§ **TASK GOAL**
Lines holding the string "this" are the ones to copy; find them all in the data.

[Data records for software interfaces]
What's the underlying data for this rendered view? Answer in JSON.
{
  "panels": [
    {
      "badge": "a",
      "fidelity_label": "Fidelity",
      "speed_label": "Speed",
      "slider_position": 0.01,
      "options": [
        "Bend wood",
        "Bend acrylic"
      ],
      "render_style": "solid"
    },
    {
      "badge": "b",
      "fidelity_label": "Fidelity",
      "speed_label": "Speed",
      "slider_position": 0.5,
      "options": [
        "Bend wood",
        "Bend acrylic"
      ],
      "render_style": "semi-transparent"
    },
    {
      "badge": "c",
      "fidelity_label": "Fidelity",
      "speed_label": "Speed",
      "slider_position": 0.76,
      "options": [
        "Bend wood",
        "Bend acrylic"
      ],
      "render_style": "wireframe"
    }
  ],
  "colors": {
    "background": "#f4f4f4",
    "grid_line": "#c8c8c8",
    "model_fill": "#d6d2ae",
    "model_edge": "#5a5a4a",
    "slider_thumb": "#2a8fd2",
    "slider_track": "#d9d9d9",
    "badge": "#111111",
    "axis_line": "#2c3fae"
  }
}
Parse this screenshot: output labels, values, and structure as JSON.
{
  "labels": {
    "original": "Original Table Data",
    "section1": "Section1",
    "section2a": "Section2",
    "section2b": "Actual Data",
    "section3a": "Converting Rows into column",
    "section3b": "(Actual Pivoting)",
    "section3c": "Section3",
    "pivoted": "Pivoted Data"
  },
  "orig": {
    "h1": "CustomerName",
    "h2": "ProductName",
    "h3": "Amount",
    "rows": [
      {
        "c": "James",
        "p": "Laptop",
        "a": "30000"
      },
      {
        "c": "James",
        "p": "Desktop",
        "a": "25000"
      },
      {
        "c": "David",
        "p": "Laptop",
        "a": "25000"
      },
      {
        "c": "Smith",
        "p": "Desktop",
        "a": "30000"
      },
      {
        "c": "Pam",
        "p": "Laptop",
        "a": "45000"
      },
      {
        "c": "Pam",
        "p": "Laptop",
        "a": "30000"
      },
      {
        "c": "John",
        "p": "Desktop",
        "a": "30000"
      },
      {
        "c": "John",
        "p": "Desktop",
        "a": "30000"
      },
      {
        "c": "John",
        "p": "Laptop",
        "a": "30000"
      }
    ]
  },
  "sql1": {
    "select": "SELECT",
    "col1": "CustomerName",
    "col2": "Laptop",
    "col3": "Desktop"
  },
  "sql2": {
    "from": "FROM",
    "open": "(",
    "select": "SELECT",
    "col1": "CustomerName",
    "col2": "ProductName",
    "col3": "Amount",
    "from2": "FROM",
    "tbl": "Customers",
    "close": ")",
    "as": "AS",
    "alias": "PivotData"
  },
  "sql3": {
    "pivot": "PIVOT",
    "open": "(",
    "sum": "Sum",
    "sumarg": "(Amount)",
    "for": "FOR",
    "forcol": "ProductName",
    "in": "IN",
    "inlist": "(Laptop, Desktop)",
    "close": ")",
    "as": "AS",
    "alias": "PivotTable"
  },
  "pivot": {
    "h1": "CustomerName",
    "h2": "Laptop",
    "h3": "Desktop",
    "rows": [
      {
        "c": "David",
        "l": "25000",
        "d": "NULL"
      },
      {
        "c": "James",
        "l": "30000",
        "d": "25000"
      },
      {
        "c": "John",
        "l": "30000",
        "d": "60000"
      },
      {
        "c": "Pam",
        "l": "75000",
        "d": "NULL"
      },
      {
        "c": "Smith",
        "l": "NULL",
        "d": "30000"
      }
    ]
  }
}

§ **SOLUTION TO THE EXERCISE**
What's the underlying data for this rendered view? Answer in JSON.
Parse this screenshot: output labels, values, and structure as JSON.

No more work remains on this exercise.